Much has changed in the Fintech space over the last few years and e-wallet services have emerged to drive the cashless economy. From online shopping to cab booking to hotel bookings and grocery shopping, everywhere is driven by apps. The application (App) economy has made fintech companies adopt identity authentication, secure single sign-on and device management in many emerging countries.
Vic Mankotia, vice-president, security and API management (Asia Pacific and Japan) at CA Technologies says that using biometric as one of the factors to log into a secure session is going to begin with mobile devices and that wallet service with a biometric would be better and secure.
“Many end-point devices today have biometrics built in. Users are using these to authenticate in this application economy to numerous applications. Will this start an advent of financial applications adopting these, yes, but only if there is a secure way to do this with no data leaving the device. The future is bright and adoption will take place in the smart metropolitan areas that are connected and then spread to other sectors,” Mankotia said.
However, it is noticed that in India, there is currently no entity who has availed this, while the banks and financial service companies recently have awarded request for proposals and are still discussing the overall architecture with select original equipment manufacturers and system integrators.
People are trading privacy and data security for convenience, adding to the digital privacy woe in the era of big data analytics and creating a challenge for businesses to secure their data. One of the most effective and convenient way is the Single Sign-On (SSO)—one log in and the user can access the data needed from multiple applications. Thus any data loss/theft issues needs to be fixed in a short span of time to avoid data being vulnerable for too long.
Mankotia says SSO can also prove to be prone to hacking—because hackers can access multiple applications with just one stolen cookie or session token. “If there was no data leaving the device, where the applications were not revealing personal identifiable data and if there was information shared it was with the users clear and written consent only, we would be in a position to manage our privacy.
Privacy is the new security,” he adds.
“We have to view security as business enabler rather than barrier. The security threats today cannot be managed by
archaic methods, it requires smarter software solutions, ensuring security of data and recovery of data.”
A research carried out by CA Technologies in association with research consulting firm TRPC on the readiness of 10 Asia Pacific & Japan (APJ) markets to thrive in the application economy indicates India is ranked 9th overall on parameters like internet and mobile infrastructure, government use and support of technology and innovation and business agility. Thus leaving space for a huge potential for improvement with the increasing smartphone users, internet penetration and app usage. The country was ranked no 2, only next to China as a market potential accelerator.

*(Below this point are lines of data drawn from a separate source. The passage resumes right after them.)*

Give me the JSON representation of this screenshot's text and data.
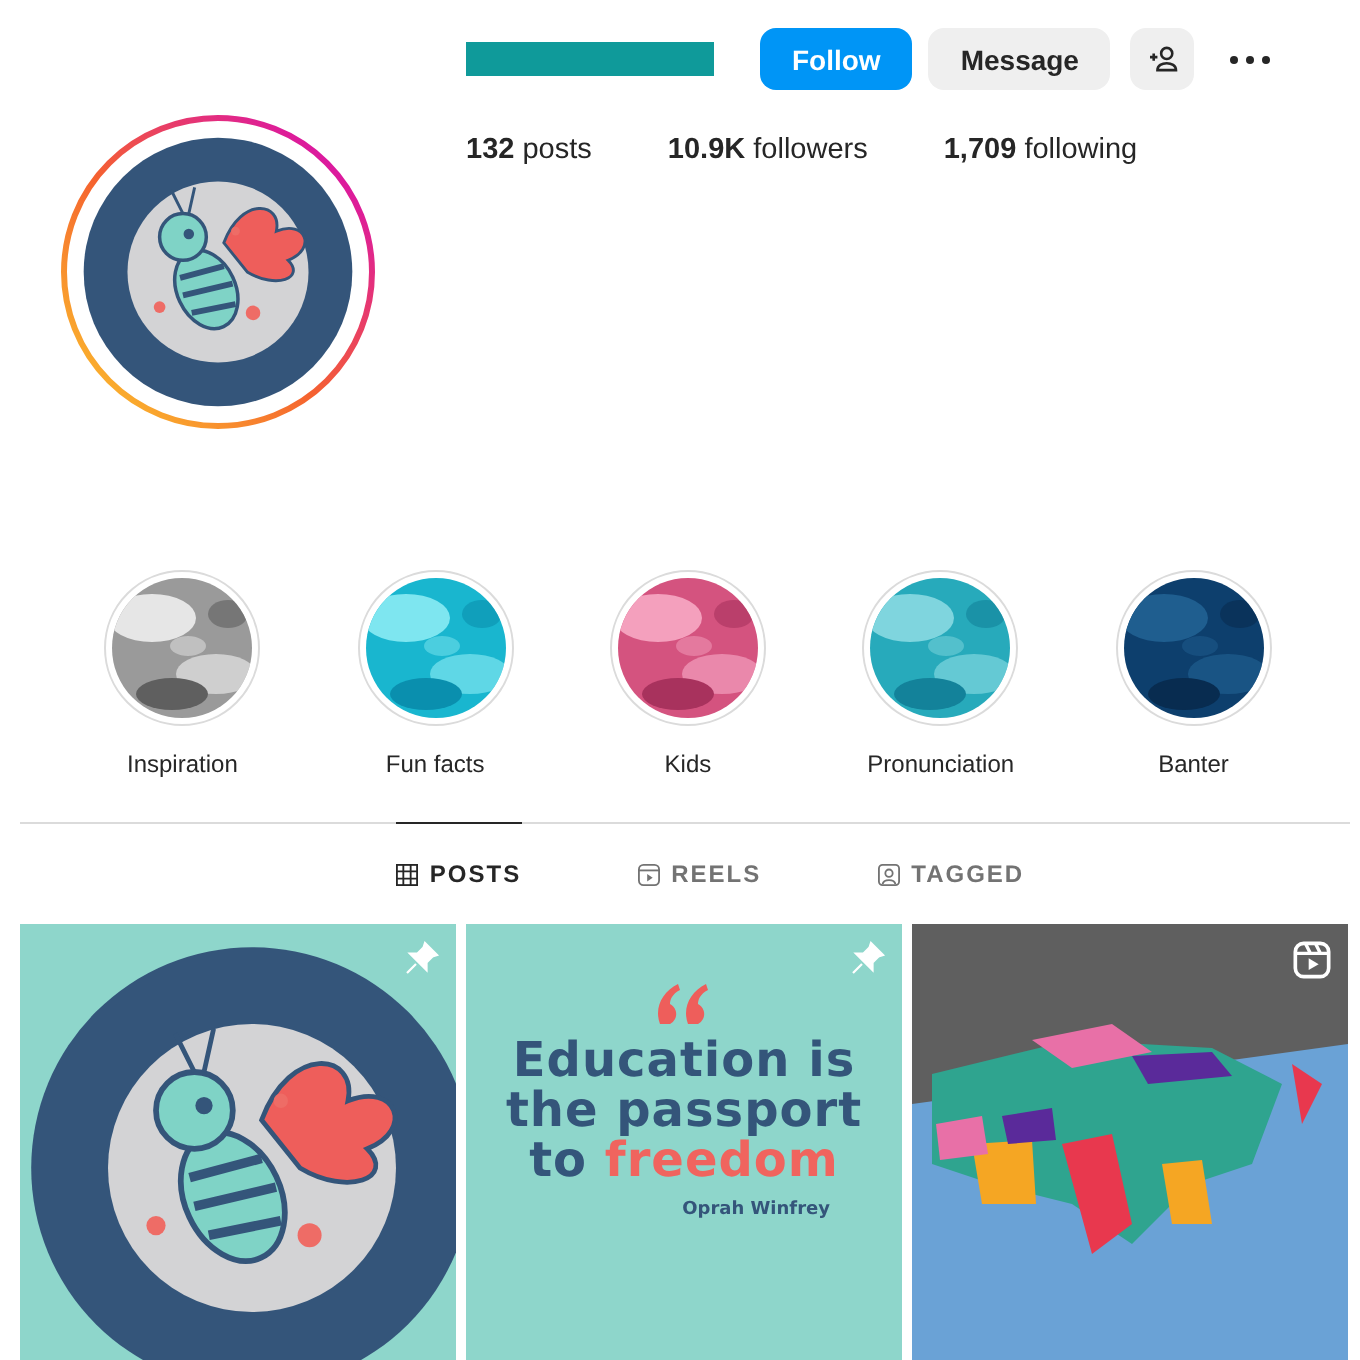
{
  "profile": {
    "buttons": [
      {
        "label": "Follow",
        "kind": "primary"
      },
      {
        "label": "Message",
        "kind": "secondary"
      }
    ],
    "stats": [
      {
        "value": "132",
        "label": "posts"
      },
      {
        "value": "10.9K",
        "label": "followers"
      },
      {
        "value": "1,709",
        "label": "following"
      }
    ],
    "has_story": true
  },
  "highlights": [
    {
      "label": "Inspiration",
      "kind": "picture"
    },
    {
      "label": "Fun facts",
      "kind": "picture"
    },
    {
      "label": "Kids",
      "kind": "picture"
    },
    {
      "label": "Pronunciation",
      "kind": "picture"
    },
    {
      "label": "Banter",
      "kind": "picture"
    }
  ],
  "tabs": [
    {
      "label": "POSTS",
      "kind": "grid",
      "selected": true
    },
    {
      "label": "REELS",
      "kind": "reels",
      "selected": false
    },
    {
      "label": "TAGGED",
      "kind": "tagged",
      "selected": false
    }
  ],
  "posts": [
    {
      "kind": "logo",
      "pinned": true
    },
    {
      "kind": "quote",
      "pinned": true,
      "lines": [
        {
          "text": "Education is"
        },
        {
          "text": "the passport"
        },
        {
          "text": "to ",
          "emphasis": "freedom"
        }
      ],
      "author": "Oprah Winfrey"
    },
    {
      "kind": "reel",
      "pinned": false
    }
  ]
}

CA Technologies, which provides data security solutions through CA DataMinder, helps in minimising the chances of data loss by controlling the information— and access to it—at every point in the system. The company has also acquired Xceedium and IdMLogic and enhanced the security portfolio and innovative security solutions.
Commenting on how CA is adding value through its solution for the app economy, Mankotia said, “CA’s single sign-on secure SSO and flexible identity access management solutions provide organisations and enterprises to authenticate users and control access to web applications and portals.
It also scales to help meet growing business needs with flexible administration tools that can support either centralised or distributed administration.

(The writer was in Singapore at the invitation of CA Technologies)